━━ Exercise data ━━

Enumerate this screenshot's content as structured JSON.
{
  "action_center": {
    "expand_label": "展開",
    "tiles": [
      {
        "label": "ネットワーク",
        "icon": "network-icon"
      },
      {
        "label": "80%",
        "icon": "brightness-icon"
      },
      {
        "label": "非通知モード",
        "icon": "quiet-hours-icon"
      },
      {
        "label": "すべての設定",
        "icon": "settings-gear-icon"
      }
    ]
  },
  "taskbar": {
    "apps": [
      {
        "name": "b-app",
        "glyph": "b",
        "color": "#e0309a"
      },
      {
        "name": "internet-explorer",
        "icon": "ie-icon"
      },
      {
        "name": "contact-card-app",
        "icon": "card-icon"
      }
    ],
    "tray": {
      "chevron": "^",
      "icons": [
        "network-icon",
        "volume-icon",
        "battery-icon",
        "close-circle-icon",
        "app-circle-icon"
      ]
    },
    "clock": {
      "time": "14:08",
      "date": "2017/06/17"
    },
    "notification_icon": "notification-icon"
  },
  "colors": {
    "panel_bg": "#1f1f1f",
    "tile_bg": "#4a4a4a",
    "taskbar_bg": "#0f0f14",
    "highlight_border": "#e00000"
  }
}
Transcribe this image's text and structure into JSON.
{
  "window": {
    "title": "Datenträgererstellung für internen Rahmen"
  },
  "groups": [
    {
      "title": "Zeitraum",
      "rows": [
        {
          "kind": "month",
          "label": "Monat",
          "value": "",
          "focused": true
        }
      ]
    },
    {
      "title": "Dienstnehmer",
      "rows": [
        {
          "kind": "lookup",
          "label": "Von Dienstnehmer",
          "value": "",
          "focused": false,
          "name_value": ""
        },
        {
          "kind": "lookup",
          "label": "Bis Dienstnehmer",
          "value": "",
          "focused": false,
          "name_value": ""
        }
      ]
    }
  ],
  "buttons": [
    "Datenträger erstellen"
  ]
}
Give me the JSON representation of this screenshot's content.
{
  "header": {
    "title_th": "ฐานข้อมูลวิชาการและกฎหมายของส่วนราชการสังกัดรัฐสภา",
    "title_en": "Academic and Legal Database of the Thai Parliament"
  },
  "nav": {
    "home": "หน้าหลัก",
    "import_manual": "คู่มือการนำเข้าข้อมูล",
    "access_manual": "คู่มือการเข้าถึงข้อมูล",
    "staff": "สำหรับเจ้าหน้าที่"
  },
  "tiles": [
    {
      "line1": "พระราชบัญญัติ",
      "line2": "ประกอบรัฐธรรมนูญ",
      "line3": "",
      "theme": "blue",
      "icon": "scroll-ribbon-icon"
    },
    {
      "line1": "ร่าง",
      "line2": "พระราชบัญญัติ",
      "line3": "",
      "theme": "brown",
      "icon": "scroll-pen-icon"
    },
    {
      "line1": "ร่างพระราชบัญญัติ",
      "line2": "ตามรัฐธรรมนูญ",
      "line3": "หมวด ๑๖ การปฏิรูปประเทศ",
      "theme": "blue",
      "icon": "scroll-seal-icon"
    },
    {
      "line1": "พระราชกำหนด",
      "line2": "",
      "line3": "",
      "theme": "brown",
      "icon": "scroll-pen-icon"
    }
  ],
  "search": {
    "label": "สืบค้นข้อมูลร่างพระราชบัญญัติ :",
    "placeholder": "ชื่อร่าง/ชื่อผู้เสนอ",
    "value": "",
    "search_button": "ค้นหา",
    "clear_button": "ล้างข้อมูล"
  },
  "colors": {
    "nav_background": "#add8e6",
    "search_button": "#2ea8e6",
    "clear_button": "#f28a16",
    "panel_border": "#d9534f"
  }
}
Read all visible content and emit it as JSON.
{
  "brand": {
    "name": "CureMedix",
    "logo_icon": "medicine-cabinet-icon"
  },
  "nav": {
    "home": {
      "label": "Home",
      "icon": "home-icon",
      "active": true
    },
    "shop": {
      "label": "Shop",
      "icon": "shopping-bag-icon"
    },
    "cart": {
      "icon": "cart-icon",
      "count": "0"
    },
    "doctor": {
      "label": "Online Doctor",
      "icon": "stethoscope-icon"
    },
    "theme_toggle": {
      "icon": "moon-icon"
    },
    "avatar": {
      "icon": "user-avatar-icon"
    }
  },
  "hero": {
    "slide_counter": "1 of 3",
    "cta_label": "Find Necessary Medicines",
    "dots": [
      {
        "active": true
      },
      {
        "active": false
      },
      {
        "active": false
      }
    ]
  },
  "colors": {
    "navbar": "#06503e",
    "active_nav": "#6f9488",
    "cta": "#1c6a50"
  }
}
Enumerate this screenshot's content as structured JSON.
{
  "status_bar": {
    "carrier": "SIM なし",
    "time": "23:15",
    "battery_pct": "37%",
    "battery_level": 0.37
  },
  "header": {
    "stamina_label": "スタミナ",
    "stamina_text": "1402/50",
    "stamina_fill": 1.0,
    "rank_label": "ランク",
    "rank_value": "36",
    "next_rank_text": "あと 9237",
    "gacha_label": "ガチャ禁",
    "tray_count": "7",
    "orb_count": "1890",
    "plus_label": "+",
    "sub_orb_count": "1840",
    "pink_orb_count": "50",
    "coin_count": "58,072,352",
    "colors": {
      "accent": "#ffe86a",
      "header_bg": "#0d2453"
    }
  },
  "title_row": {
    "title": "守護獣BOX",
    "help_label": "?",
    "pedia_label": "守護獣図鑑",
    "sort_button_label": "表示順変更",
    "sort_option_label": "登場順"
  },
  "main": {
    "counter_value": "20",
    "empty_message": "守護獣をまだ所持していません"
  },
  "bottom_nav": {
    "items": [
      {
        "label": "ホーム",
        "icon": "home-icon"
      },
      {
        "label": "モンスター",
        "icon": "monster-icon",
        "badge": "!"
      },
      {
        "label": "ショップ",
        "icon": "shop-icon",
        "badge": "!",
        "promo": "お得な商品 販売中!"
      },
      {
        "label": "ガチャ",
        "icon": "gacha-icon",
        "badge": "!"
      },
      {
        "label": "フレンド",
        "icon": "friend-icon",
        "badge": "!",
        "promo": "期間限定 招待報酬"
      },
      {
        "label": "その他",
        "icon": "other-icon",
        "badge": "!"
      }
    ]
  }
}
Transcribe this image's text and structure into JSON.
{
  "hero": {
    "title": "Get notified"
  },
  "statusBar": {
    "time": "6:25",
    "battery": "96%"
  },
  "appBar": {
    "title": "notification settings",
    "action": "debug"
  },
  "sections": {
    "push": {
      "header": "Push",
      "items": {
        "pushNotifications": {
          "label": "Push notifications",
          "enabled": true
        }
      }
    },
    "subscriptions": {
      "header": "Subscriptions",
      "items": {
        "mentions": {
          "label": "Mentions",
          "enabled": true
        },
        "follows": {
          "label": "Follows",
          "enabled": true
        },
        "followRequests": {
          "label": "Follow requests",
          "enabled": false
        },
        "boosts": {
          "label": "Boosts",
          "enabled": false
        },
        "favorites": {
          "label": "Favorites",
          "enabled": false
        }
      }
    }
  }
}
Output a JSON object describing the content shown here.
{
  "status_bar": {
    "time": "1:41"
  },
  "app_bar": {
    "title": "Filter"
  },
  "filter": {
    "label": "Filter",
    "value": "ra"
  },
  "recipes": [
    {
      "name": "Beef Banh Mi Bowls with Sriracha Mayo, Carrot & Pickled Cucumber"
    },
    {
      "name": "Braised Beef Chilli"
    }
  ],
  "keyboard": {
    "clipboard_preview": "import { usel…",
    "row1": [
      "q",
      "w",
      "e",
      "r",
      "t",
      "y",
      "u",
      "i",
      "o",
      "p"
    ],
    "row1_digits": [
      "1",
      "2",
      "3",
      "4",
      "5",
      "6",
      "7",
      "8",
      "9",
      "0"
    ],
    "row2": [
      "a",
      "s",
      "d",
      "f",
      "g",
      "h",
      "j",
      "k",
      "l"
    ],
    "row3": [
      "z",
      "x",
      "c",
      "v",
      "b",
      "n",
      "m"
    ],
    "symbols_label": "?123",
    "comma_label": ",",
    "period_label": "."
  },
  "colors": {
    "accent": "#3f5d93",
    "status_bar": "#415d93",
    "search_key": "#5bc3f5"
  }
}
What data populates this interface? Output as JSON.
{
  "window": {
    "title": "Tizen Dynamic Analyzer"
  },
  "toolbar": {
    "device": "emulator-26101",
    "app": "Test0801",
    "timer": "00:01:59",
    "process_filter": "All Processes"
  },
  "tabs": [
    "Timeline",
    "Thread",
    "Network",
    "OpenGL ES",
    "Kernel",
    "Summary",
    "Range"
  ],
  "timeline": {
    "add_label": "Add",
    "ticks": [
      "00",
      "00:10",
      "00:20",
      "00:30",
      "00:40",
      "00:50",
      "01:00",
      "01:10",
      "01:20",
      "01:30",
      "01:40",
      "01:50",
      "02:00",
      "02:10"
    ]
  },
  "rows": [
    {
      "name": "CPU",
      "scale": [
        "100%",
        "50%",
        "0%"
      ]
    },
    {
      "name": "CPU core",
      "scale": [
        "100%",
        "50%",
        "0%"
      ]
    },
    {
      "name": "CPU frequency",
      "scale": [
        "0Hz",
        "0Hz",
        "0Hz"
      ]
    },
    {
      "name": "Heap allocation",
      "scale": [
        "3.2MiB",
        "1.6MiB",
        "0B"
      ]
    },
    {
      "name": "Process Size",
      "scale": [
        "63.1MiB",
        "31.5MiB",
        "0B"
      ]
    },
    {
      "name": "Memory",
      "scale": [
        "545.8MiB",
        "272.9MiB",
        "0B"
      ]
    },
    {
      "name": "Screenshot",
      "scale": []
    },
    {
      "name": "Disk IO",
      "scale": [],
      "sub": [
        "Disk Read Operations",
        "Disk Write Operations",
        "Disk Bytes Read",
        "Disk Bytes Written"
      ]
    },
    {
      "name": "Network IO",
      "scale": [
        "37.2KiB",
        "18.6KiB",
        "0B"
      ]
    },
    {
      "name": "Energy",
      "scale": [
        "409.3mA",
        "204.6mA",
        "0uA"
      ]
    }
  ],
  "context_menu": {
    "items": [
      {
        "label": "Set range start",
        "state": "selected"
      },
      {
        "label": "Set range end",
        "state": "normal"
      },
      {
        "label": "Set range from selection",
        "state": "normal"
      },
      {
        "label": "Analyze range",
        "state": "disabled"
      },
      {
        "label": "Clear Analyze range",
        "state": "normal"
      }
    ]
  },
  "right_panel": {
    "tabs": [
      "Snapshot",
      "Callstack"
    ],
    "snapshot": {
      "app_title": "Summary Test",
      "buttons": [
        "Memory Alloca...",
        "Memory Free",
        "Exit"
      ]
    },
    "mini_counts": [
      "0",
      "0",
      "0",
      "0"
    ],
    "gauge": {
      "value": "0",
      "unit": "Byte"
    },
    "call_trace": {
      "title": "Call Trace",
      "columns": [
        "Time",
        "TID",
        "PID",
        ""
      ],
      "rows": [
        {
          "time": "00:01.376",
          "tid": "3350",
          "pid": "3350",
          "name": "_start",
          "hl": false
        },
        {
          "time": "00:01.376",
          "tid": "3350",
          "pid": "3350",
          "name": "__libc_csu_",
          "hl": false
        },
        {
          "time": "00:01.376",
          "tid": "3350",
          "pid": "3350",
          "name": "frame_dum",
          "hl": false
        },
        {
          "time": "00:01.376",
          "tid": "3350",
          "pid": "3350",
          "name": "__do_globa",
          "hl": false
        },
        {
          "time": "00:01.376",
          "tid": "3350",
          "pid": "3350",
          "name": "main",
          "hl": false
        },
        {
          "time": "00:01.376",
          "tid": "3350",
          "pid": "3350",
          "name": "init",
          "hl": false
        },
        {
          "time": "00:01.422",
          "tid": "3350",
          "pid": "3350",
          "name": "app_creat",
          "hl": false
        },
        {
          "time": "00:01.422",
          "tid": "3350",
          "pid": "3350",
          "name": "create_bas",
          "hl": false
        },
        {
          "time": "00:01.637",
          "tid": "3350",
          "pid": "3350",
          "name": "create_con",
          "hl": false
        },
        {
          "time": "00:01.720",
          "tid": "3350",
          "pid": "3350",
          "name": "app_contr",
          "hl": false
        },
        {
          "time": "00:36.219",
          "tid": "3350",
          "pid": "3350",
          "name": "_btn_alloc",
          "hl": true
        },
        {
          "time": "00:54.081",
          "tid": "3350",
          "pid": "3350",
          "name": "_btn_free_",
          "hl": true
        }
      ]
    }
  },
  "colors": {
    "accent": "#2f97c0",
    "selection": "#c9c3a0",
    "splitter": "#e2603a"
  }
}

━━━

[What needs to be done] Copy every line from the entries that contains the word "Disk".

[Response box]
      "name": "Disk IO",
        "Disk Read Operations",
        "Disk Write Operations",
        "Disk Bytes Read",
        "Disk Bytes Written"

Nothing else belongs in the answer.